The task: Report, as a single number, how many lines of the records contain the word "this".
Start of Exercise data
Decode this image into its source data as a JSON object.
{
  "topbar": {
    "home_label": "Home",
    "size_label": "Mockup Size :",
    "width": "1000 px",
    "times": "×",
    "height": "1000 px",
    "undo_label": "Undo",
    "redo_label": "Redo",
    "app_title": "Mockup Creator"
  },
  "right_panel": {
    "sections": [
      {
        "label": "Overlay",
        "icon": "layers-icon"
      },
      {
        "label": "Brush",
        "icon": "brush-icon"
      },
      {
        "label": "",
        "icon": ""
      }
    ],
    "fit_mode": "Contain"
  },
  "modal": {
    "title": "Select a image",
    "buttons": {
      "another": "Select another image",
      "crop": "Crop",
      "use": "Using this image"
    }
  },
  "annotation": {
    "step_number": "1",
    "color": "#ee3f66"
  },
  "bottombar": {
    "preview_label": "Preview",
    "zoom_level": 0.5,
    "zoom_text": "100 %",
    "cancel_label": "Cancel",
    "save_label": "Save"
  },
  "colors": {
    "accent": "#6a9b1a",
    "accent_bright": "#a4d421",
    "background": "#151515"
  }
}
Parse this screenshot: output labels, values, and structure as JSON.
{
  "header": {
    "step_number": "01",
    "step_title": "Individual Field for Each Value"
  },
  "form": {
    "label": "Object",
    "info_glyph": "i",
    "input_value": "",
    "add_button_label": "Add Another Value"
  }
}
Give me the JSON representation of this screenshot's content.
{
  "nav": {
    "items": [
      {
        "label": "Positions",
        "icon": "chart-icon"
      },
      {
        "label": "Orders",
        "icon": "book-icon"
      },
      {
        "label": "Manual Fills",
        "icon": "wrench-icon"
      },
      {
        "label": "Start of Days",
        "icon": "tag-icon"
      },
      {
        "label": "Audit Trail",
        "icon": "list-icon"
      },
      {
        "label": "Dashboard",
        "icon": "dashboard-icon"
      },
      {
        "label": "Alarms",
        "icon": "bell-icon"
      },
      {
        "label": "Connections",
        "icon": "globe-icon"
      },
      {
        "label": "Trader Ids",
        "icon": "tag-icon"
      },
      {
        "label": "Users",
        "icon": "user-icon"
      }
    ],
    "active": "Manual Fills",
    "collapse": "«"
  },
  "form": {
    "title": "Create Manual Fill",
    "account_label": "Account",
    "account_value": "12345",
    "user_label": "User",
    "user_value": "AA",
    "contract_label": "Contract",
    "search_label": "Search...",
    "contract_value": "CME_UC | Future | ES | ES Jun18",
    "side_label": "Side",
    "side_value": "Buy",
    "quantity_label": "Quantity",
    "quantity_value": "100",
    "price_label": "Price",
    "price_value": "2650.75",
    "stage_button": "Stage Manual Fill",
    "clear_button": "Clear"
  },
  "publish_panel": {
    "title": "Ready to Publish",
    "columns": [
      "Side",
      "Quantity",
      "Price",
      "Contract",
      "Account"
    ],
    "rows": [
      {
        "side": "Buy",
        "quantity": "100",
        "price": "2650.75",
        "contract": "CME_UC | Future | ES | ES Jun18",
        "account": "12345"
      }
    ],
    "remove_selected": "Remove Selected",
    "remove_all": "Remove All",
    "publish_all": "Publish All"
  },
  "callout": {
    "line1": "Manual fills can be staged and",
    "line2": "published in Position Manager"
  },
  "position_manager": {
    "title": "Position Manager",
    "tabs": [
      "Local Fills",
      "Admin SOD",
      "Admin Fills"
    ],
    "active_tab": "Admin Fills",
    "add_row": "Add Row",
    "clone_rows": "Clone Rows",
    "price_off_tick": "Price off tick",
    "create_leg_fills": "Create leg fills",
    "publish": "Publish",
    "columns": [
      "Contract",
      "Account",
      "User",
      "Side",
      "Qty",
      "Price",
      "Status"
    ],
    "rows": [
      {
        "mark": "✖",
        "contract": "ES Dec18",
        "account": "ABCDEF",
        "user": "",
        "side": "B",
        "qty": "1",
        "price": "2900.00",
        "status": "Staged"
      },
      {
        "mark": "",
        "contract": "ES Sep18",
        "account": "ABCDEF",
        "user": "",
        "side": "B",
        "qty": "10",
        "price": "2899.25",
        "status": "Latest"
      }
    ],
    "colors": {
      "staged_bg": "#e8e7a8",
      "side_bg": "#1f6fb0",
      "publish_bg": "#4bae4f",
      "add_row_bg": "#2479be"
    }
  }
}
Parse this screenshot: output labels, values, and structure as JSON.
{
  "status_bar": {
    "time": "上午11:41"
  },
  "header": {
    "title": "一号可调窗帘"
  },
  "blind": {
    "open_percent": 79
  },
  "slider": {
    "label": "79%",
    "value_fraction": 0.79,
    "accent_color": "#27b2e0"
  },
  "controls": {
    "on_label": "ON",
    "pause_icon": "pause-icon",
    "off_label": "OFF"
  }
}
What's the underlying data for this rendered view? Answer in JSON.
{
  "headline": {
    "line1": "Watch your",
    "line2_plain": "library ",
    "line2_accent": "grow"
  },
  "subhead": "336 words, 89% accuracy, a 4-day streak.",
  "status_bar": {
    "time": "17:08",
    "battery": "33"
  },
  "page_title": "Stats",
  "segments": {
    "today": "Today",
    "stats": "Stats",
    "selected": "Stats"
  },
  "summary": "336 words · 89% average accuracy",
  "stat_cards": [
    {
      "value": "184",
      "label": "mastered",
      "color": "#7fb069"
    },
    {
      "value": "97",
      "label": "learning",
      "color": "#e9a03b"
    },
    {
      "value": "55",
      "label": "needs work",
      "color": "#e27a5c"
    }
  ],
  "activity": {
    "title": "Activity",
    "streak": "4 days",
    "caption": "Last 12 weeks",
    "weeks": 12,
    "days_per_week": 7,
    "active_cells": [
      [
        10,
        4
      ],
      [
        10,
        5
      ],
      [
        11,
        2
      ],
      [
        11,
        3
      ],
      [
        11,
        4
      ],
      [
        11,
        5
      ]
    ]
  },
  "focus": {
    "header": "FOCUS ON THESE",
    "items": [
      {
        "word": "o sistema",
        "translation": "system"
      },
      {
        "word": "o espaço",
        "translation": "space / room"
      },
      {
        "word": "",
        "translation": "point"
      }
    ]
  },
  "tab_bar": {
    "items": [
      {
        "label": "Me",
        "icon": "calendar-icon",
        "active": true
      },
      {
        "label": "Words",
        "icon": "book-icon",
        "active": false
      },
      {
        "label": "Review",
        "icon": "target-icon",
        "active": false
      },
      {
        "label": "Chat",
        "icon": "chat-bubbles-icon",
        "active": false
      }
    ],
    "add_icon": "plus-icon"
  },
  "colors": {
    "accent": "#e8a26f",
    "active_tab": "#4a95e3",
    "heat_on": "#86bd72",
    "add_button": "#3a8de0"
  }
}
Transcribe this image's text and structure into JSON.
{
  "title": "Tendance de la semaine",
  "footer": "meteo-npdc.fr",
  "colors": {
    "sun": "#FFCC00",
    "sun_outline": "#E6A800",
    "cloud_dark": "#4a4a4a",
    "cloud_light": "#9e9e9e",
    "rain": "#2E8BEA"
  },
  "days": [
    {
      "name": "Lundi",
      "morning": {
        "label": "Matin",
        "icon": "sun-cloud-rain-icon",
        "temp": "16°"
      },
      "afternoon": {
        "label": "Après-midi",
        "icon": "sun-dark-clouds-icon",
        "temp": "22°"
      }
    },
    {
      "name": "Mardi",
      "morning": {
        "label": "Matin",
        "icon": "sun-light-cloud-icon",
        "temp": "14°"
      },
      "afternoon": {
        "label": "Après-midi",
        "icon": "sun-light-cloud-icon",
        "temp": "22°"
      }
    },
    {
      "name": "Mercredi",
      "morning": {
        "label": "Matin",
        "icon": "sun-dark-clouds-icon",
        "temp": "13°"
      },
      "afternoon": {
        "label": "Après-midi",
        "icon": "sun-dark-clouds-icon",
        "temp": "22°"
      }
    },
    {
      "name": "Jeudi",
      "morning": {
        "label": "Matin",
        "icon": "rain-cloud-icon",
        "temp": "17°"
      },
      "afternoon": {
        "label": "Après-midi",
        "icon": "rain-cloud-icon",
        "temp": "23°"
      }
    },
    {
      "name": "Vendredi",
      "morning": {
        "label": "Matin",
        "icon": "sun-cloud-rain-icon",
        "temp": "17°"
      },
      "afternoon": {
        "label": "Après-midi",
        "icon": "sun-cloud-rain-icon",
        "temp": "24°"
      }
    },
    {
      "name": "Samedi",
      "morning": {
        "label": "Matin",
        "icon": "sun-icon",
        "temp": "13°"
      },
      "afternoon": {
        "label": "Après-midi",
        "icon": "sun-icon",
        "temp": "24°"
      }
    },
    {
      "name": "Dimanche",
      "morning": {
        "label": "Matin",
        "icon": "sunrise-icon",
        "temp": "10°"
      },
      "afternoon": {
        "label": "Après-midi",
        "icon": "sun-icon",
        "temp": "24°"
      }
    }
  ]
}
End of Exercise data
Reply: 7